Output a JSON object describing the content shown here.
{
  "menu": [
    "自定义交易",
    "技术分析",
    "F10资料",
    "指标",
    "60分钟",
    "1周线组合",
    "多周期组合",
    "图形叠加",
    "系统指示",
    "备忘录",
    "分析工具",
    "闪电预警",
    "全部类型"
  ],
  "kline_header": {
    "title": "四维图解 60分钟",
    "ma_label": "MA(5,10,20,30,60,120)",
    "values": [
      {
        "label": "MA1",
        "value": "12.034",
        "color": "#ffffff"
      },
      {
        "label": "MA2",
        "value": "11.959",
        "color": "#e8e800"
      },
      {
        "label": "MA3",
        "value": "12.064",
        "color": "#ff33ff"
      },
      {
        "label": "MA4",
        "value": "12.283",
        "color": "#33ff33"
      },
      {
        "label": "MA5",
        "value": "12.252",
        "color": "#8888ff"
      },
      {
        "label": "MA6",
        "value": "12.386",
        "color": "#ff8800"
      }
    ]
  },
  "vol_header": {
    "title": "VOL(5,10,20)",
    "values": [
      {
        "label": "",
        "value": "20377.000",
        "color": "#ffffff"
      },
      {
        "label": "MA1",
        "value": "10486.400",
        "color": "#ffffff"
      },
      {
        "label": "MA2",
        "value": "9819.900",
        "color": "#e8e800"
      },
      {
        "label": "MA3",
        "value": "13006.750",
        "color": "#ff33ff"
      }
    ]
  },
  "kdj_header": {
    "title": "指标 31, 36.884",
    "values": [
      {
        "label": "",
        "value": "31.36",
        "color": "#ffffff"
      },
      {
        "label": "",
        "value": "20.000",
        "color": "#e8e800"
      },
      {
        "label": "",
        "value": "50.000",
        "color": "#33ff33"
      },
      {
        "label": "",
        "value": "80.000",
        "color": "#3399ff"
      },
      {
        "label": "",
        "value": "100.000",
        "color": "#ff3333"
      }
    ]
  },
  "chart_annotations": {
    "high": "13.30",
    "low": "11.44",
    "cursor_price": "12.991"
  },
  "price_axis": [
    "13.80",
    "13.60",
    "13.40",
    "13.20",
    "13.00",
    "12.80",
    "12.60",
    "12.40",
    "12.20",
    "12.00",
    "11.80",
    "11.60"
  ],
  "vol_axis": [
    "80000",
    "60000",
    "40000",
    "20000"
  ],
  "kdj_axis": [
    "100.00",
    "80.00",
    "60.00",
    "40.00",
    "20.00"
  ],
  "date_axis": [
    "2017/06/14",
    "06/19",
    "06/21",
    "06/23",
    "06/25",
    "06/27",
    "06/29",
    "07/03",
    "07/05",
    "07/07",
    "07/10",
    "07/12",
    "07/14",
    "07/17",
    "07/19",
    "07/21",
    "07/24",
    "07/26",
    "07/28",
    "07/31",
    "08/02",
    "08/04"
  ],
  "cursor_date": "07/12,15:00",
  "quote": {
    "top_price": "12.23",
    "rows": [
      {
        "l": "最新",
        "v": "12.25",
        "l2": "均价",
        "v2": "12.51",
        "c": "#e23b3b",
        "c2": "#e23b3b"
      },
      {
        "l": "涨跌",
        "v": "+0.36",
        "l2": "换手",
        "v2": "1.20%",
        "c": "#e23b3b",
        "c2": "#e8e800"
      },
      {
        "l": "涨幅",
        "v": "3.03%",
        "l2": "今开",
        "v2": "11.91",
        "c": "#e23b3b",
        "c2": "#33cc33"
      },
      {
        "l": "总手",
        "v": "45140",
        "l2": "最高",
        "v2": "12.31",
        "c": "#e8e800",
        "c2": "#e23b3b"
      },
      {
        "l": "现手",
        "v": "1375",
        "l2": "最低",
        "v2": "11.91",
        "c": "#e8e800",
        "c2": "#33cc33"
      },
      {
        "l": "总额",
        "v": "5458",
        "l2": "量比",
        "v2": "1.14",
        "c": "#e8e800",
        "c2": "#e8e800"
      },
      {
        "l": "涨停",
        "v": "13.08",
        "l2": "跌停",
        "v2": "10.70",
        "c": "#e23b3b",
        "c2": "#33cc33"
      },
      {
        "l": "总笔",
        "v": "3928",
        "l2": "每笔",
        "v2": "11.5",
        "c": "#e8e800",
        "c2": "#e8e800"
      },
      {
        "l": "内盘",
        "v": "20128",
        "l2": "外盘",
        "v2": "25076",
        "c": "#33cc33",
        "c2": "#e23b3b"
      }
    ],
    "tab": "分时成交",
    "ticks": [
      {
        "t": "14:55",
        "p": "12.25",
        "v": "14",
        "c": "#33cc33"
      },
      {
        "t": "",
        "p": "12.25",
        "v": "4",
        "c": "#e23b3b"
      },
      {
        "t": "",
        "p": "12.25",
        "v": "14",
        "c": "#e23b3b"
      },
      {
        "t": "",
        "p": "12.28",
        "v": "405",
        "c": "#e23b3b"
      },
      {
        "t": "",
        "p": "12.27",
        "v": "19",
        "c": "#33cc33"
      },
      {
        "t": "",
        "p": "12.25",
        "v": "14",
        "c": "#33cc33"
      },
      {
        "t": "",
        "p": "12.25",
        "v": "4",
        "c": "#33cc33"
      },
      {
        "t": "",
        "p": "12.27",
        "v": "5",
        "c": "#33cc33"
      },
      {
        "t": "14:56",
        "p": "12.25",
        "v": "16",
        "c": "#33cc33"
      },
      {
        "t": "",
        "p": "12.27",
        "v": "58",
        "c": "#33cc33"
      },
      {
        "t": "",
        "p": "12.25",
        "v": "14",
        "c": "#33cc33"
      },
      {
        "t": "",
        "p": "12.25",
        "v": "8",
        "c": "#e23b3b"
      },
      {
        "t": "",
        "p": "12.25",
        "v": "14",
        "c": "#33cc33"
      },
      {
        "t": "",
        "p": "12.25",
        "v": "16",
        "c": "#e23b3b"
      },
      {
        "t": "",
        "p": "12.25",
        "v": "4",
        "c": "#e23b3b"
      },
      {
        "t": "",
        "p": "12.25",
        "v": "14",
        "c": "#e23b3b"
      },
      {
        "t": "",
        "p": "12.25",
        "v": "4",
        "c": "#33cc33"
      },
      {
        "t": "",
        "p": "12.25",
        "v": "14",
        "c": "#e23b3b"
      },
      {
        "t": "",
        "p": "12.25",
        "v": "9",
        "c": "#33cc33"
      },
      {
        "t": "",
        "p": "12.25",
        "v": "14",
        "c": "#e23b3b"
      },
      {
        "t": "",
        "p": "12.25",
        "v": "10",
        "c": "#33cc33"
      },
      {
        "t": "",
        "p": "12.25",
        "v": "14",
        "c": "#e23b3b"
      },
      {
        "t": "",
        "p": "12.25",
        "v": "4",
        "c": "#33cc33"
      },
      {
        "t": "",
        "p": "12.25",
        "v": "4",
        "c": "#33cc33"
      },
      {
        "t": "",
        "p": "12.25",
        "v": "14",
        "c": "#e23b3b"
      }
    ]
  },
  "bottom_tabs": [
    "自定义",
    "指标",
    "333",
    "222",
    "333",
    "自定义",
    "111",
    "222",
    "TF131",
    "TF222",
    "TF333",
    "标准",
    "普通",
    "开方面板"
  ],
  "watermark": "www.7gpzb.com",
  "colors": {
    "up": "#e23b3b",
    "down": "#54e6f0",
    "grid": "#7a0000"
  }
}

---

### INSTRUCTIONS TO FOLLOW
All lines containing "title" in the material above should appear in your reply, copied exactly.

### OUTPUT OF THE TASK
    "title": "四维图解 60分钟",
    "title": "VOL(5,10,20)",
    "title": "指标 31, 36.884",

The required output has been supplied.